Natural Site, is just a few miles north of Florence off Highway 101. Here visitors will find a place that is more science fiction than photo-op - closer to the movie ''Alien'' than ''The Sound of Music.'' It's a place where carnivorous plants stand quietly, hip-high, waiting for their next meal.

The Wycoffs walked down a wooden-planked trail raised above the protected  plants and other flora: skunk cabbages, salal, mosses and wax myrtle. They halted wide-eyed in front of a 40-square-foot patch of cobra lilies. Bulbous bright-green heads with bruised purplish spots rested on top of twisting hollow vertical leaves - looking like hundreds of dancing cobras. Dead reddish-brown leaves lay decaying at the base of the plants. Water trickled slowly over the plant's rhizomes in the bog.

The cobra lily uses a variety of devices to lure its meals,
including a slight odor. The plants smell worse if the leaves are broken or bruised. Insects are also attracted to the plant's shape, leaf patterns and colors, said Gail Baker, assistant professor of biology at Lane Community College.

An insect is drawn into the interior by a play of light, she said.
''Under the inflated part, it is all transparent, like glass
windows, and that confuses the insect once it is in.''

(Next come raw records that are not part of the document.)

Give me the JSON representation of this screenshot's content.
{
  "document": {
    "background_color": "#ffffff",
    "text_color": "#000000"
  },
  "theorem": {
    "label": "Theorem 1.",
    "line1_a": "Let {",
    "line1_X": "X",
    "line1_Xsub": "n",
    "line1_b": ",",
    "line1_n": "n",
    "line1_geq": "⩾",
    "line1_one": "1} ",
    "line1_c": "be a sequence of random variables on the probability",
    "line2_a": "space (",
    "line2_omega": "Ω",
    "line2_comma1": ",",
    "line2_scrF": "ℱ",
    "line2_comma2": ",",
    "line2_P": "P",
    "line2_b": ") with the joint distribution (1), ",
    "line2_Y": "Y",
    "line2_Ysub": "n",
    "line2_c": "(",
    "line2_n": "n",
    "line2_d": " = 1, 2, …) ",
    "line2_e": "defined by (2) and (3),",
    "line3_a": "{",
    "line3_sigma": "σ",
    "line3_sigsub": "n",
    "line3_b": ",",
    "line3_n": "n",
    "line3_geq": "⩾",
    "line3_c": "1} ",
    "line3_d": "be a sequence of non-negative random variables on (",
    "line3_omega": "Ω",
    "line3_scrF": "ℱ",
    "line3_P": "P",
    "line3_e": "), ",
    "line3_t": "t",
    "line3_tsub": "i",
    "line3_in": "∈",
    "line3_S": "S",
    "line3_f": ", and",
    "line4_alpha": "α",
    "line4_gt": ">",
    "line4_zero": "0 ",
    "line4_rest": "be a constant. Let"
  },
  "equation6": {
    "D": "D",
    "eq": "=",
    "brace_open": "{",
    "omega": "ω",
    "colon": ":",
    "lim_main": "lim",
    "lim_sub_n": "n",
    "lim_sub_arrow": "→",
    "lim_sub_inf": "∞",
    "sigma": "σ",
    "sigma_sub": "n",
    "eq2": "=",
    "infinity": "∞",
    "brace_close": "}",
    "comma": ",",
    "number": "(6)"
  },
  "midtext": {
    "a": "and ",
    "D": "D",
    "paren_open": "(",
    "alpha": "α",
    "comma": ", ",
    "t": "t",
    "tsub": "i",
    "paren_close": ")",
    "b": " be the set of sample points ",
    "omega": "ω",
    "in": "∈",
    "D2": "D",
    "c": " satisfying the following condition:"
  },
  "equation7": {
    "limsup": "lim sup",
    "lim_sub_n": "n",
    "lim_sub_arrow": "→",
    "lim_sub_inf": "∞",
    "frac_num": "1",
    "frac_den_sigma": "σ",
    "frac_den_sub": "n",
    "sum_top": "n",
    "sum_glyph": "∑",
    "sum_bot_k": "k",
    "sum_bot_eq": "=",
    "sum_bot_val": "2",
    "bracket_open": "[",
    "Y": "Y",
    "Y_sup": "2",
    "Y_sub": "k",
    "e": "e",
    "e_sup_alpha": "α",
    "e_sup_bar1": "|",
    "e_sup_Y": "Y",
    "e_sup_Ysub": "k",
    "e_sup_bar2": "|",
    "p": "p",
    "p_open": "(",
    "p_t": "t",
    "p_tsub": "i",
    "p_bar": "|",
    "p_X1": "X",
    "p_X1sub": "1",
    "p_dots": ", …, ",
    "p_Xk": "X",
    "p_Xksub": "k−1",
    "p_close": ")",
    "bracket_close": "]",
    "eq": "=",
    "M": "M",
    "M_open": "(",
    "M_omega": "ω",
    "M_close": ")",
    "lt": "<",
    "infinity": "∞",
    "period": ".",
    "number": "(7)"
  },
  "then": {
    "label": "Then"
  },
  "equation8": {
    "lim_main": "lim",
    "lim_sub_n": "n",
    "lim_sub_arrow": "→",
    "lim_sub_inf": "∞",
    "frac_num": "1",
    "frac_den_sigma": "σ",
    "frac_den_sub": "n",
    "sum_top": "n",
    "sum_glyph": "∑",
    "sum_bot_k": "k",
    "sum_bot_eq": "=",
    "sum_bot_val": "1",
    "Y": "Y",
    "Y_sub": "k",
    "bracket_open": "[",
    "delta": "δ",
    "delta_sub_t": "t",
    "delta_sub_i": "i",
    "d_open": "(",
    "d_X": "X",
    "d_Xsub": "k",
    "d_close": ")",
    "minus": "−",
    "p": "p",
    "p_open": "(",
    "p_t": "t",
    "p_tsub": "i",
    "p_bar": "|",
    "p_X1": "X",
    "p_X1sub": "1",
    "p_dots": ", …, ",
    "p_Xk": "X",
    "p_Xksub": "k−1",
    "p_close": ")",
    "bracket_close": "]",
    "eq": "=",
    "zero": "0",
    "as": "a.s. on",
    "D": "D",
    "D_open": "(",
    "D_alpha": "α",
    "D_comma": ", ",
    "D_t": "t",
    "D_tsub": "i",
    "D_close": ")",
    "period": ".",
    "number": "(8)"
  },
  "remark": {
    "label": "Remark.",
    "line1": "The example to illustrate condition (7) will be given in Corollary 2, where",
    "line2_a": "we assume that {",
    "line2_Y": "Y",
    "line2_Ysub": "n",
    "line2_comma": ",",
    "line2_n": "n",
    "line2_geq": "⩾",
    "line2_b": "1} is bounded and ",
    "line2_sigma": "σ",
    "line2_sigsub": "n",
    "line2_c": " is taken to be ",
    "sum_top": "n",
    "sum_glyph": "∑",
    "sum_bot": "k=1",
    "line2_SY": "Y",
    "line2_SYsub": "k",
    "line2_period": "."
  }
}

Bees, ants, moths and other insects enter under a mustache-shaped hood. When they die and fall to the bottom of the hollow leaf, they are ''eaten'' by a bacteria broth that delivers much-needed nitrogen to the plants. Converting insects into nitrogen helps the plants survive in otherwise hostile terrain.

''The pitcher plants are living in an alkaline environment,'' said
Marti Giles, owner of Wavecrest Discoveries, a Coos Bay ecotourism company. ''The nitrogen is essential. There is a lot of organic material here, but it isn't easily broken down.''

The cobra lily grows only in certain parts of California and
Oregon. The plant is often sought out by collectors for its odd shape and habit, but Baker said it is difficult to keep alive in homes. The plant's roots must remain cool at all times, bathed by trickling water.

The cobra lily has become a favored subject of local artists and was included in a U.S. postage stamp carnivorous plant series. The plant was collected by William Brackenridge in 1841 during the U.S. Exploring Expedition, but scientists are still learning how the plant thrives and how it pollinates.

''The pollination is really interesting because they aren't really
sure how it happens,'' Baker said. ''They think spiders might be involved in moving the pollen around, as they move their webs.''

Habitats like Darlingtonia Wayside are fast disappearing due to
changes in water flow caused by commercial development, making the plant's protection even more important, Baker said.

''As with most things, the deeper you understand them,   the more you appreciate them,'' Baker said.
nice article, thanks for sharing! Was this in a newspaper or magazine or?